|Methane fluxes in the southern North Sea: the role of European rivers|In: Continental Shelf Research. Pergamon Press: Oxford; New York. ISSN 0278-4343, more
|Authors|| || Top |
- Scranton, M.I.
- McShane, K.
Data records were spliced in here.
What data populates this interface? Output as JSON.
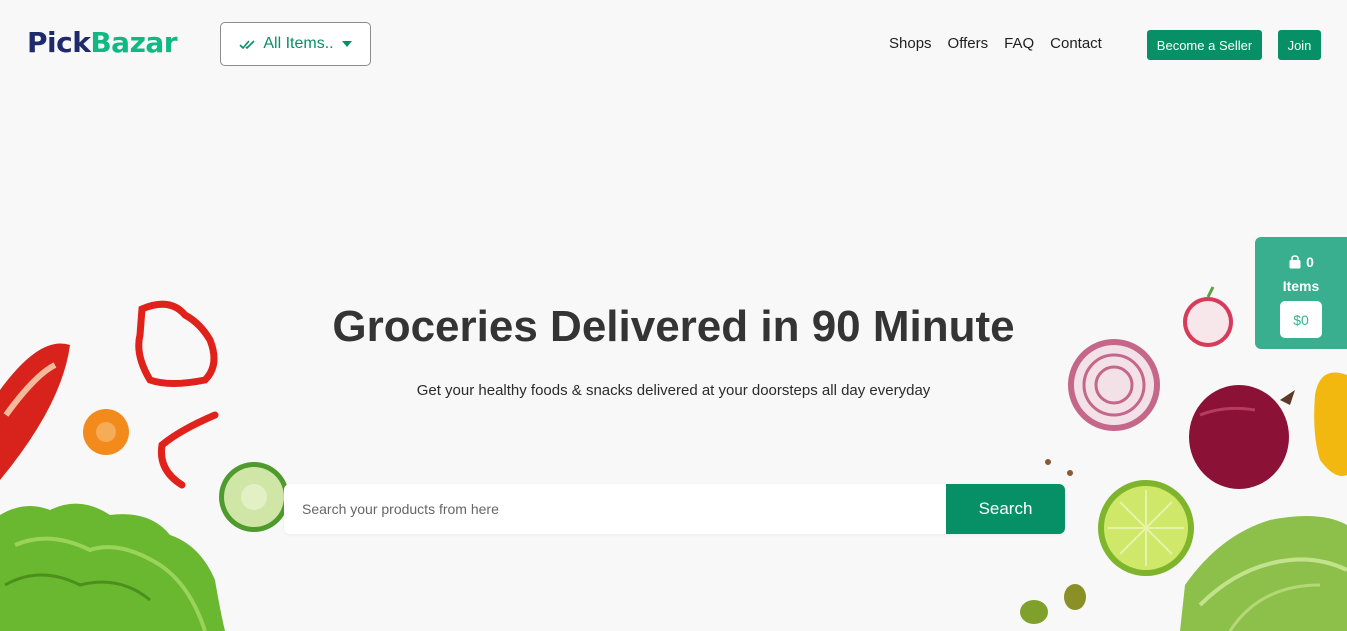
{
  "header": {
    "logo_part1": "Pick",
    "logo_part2": "Bazar",
    "category_label": "All Items..",
    "nav": [
      "Shops",
      "Offers",
      "FAQ",
      "Contact"
    ],
    "become_seller": "Become a Seller",
    "join": "Join"
  },
  "hero": {
    "title": "Groceries Delivered in 90 Minute",
    "subtitle": "Get your healthy foods & snacks delivered at your doorsteps all day everyday",
    "search_placeholder": "Search your products from here",
    "search_button": "Search"
  },
  "cart": {
    "count": "0",
    "items_label": "Items",
    "total": "$0"
  },
  "colors": {
    "brand_green": "#079065",
    "logo_dark": "#1f2a6b",
    "logo_green": "#10b981",
    "cart_green": "#3aaf8f"
  }
}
Methane distributions were measured in the Southern Bight of the North Sea during March 1989 as part of the North Sea Program of the United Kingdom Natural Environment Research Council. Methane concentrations in the open North Sea were at or near solubility equilibrium with the atmosphere, but near the coast of the Netherlands, in the plume of the Rhine, extremely high methane values (as high as 120 times saturation) were observed. Both the Rhine and Scheldt rivers, and possibly coastal sediments, seemed to be significant regional sources of methane. Methane oxidation represented a relatively small sink for methane in the North Sea compared to gas loss to the atmosphere. This was due, in part, to the fact that methane oxidizing bacteria within the river plume appeared to be oxidizing the gas at close to their maximal rate, although offshore bacteria were able to increase oxidation rates as methane concentrations increased. Thus our studies suggested that bacterial methane oxidation kinetics were saturated at much lower methane concentrations in plume or estuarine waters than in open ocean situations. If the Rhine and Scheldt are the sources of the methane found in the Southern Bight, river concentrations of methane must be high (order of 50–5000 nM). Although rivers and coastal zones may not represent a major atmospheric source of methane, they can be very important as methane sources to the coastal ocean.